So far, this is where we are at in our discussions.  Annelle brought several books in this morning to kick our project off.  Please feel free to chat with your child about this. I will keep you posted as our project progresses.  If your family is able to donate some books that would be wonderful. 

Thank you for your continued support!

Sincerely,

Jorie Gilroy

Friday, 7 April 2017

Engaging Students While They Build Fluency and Comprehension Skills


Grade 2 students became VERY excited and enthusiastic about reading this week when they were presented with the opportunity to participate in Reader’s Theatre. 


The goal of Reader’s Theatre is to enhance students' reading skills and confidence by having them practice reading with a purpose. 


The format for this provides an opportunity for students to develop comprehension and fluency through multiple readings of the text.  They are encouraged to use expression, intonation, and inflection when rehearsing the text.


Reader’s Theater is a fantastic way to create interest and enthusiasm in reading. We have begun working on four different plays.  
Students were excited to memorize their lines. 






Friday, 31 March 2017

Jack MacKenzie Oratory

The highlight of the week has been poetry in our classroom! Students worked hard memorizing various poems and many wrote their own.  Today the Jack MacKenzie 2017 Oratory was held in our gym.  A boy and girl from our class represented our room and both did a fantastic job of presenting their poems.  We have been working on speaking with clarity, expression, phrasing, and volume. 


We have also begun a new unit in math.  In this unit students will be learning about measurement. They will also learn to read a calendar and develop an understanding of linear measurement, distance around and mass.  We began this unit with a friendly competition to see who could measure the most body parts. Students worked with a partner to trace themselves and then used their ruler to practice measuring in centimeters.
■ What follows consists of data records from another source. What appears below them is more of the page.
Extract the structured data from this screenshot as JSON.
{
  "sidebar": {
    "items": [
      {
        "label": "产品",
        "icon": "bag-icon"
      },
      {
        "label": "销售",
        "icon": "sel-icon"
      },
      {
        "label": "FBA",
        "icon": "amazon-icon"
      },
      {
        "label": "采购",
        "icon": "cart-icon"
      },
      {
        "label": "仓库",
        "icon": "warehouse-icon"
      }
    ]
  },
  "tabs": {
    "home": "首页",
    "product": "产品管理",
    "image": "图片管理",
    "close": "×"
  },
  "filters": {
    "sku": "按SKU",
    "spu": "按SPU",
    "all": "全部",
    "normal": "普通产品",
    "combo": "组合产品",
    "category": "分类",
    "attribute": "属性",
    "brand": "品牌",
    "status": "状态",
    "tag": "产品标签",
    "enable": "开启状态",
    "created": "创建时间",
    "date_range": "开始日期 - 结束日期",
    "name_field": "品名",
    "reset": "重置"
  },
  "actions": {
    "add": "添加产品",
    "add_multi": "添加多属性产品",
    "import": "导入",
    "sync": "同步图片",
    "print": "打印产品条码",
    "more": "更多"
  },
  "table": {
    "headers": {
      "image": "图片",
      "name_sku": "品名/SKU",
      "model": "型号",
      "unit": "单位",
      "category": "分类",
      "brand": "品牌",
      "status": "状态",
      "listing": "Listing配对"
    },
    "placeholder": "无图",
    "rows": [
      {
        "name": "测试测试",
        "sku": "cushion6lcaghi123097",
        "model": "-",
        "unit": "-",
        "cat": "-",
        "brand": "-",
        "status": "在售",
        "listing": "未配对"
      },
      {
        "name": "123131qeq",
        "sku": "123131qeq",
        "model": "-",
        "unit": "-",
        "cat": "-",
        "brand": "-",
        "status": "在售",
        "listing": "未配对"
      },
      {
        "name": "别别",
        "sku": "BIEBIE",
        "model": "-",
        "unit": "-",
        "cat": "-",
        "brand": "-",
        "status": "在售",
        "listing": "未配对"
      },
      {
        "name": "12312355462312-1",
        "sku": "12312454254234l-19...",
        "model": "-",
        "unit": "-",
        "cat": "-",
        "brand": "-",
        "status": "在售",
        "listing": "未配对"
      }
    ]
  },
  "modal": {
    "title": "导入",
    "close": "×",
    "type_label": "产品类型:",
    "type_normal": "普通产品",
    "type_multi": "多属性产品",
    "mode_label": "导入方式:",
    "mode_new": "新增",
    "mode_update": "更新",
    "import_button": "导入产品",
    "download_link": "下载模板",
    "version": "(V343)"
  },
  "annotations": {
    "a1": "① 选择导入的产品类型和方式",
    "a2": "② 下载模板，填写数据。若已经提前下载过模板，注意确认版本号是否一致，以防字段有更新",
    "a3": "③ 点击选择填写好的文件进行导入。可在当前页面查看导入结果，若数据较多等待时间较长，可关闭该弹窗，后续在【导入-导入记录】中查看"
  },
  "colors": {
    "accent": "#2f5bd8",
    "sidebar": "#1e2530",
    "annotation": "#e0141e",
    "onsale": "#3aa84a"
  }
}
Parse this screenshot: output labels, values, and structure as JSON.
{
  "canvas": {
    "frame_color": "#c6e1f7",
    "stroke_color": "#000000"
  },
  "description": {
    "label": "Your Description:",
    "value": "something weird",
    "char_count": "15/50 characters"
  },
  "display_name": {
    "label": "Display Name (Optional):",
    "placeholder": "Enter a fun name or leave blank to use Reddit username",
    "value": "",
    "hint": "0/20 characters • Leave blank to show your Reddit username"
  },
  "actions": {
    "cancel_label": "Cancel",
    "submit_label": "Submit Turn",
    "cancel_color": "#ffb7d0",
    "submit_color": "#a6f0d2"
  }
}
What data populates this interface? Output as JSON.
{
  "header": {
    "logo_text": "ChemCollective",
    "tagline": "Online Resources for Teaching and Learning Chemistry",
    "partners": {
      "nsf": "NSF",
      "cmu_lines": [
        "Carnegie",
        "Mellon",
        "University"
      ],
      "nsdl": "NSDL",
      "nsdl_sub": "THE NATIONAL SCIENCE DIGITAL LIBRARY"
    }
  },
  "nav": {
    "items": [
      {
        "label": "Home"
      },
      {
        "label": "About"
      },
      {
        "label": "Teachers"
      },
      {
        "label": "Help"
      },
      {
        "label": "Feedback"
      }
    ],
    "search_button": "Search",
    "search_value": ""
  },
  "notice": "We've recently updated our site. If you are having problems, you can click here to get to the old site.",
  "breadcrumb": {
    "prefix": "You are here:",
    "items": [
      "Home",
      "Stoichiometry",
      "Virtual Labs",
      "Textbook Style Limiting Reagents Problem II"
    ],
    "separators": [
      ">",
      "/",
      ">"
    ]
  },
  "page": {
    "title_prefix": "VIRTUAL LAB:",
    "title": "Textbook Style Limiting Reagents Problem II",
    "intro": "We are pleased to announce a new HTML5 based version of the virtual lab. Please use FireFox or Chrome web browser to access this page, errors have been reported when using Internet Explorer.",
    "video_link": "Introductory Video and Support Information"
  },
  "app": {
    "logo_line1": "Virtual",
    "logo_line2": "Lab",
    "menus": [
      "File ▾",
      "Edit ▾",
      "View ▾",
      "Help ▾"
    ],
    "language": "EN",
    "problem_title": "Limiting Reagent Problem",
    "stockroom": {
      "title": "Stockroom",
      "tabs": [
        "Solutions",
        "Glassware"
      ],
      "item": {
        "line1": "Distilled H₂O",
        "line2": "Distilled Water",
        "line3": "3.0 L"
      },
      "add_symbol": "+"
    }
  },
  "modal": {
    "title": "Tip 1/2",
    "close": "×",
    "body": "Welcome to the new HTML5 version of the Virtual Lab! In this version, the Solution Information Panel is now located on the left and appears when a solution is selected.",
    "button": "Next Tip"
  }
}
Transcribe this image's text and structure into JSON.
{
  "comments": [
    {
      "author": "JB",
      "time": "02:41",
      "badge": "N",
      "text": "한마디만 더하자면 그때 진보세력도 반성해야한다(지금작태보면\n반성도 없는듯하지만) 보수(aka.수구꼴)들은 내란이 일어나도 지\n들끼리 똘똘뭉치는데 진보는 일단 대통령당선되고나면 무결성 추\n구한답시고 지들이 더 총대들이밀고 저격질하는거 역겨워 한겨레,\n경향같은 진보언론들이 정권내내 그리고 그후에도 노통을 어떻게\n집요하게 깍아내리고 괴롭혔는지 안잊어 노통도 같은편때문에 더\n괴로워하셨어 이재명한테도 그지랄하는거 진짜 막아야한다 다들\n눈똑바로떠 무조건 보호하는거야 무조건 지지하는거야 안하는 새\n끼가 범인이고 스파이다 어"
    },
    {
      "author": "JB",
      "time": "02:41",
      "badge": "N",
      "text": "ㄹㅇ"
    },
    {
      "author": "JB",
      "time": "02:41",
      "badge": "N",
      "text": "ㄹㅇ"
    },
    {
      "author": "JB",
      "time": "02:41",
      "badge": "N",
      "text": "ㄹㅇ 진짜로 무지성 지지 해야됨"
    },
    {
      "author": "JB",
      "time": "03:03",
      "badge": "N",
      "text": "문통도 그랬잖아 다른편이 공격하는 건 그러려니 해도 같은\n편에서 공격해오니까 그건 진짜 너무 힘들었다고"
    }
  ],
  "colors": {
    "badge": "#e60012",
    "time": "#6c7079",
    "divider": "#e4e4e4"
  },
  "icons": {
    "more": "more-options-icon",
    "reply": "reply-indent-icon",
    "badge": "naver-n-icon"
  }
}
We also measured Mr. Clarke







Thursday, 9 March 2017

Literacy Games Night - Building Community With Food Friends and Fun!

Several students have been asking me if I would consider organizing another Literacy Games Night. This event was a great way to enjoy getting to know other families in our school while incorporating reading and math into our evening.  
Here are a few pictures from our last event.
 Grade 1&2 families were invited to this.  
There were over one hundred people in attendance.  
 Games are a great way to encourage communication, teamwork, cooperation, critical thinking, literacy and math development.
Parents, teachers and students had a wonderful time together!
It is amazing how much reading and math you can do 
while playing a game!

Highlights of the evening included 
great food, making new friends and board games of course.

We have been focusing on getting ready for "Celebration of Learning" this month, but if there is enough interest I would love to plan another Literacy Games Night after that. 

Monday, 6 March 2017

Celebration of Learning - Student-led Conference

       
Celebration of Learning – Student-led Conference

Dear Parent/Guardian,

Conference time is quickly approaching. This an important part of our school’s evaluation and reporting process. We invite you to attend a Celebration of Learning, which is a student-led conference that will take place on March 22, 2017 from 4:00 – 7:00 PM.

The goal of Celebration of Learning is to offer concrete and meaningful examples of your child’s progress. This type of conference provides students with an opportunity to assume responsibility for informing their parents of how they are doing while engaging them in communicating the learning process. Your child will lead you through a variety of activities that have been designed to help him/her demonstrate their progress in various subject areas. 

It is not necessary to have a set schedule for this type of conference, as several students can go through the activities at the same time. I will be present in the classroom to answer any questions that you may have about your child's progress. Celebration of Learning typically takes approximately 30 minutes to complete.  I hope you will be able to join us for this opportunity to celebrate your child’s growth and development!

Sincerely,

Ms. Gilroy